As a leader of an internal communications team, I spent a good part of my early career trying to lock down and limit the amount of communication going to employees. This wasn’t because I didn’t believe in transparency or want employees to be “in the know” but because I wanted them to be able to focus on the important communication and take action. But once my team became the funnel through which all communication flowed, I quickly learned that in order to create the best content, we had to empower others to tell some of the stories and we had to give employees the ability to share feedback with us to ensure we were creating content that mattered.
To create true engagement, employees need to feel like they are part of the communications process, so here are a few tips to help you begin empowering others to tell the stories of your organization.

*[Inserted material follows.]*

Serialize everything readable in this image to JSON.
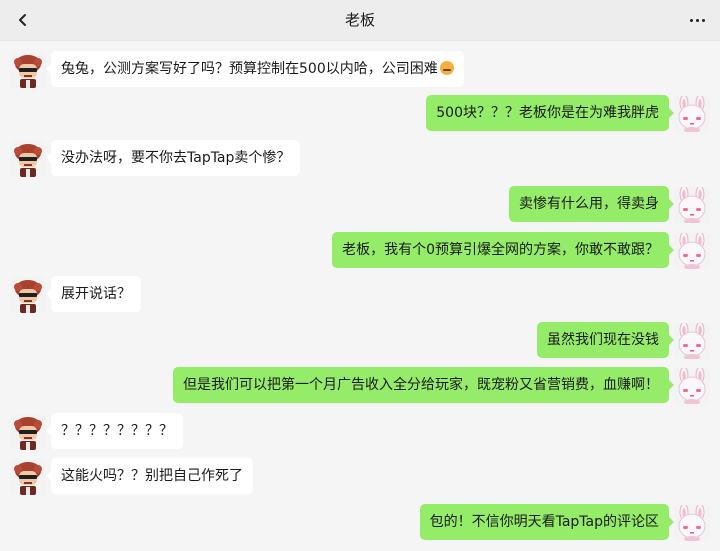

1. Seek out employees to share the “why” and the “what’s in it for me” and keep the tactical comms in-house. You have likely mastered a format for tactical communication that gives your employees clear and simple direction – so keep that up. But when it comes to making employees care about why they should take the action, a personalized experience from an impacted employee can be a very powerful engagement driver.
2. Find the writers! Talk to employees in other creative departments such as marketing and training and invite them to write guest blogs for your intranet, newsletter, or newsfeed. They will create content that aligns with your organizational values while giving it a new voice and perspective.
3. Use video and podcasting as a means of getting and sharing content. For some employees, especially younger generations, it will be easier for them to record a vlog or call in for an audio recording in a podcast than it will be to write an article, and you should embrace this. If you keep interviews short and pointed, the editing process can be greatly reduced as well, giving you the ability to turn content around quickly, keeping it relevant.
Involving employees in creating content will not only drive engagement but it allows you to stretch your budget (check out ICTV Episode 5: Budget for tips on stretching your budget). Many internal comms teams are small in size and tight on budget so outsourcing the creation of content to third parties (graphic designers, copywriters, etc.) or bringing on additional writers is just not an option.
I know it’s hard to let go of some of that control that you’ve worked so hard to gain, but I promise the results will be worth it. And your employees will appreciate hearing from the people who are walking in their shoes. A good internal comms team knows that employees want to hear from other employees and local leaders to enhance and make relevant communication coming from the c-suite and corporate teams. A great internal communications team sets the cadence and flow of communication and empowers others to create meaningful content that reflects the culture of the organization.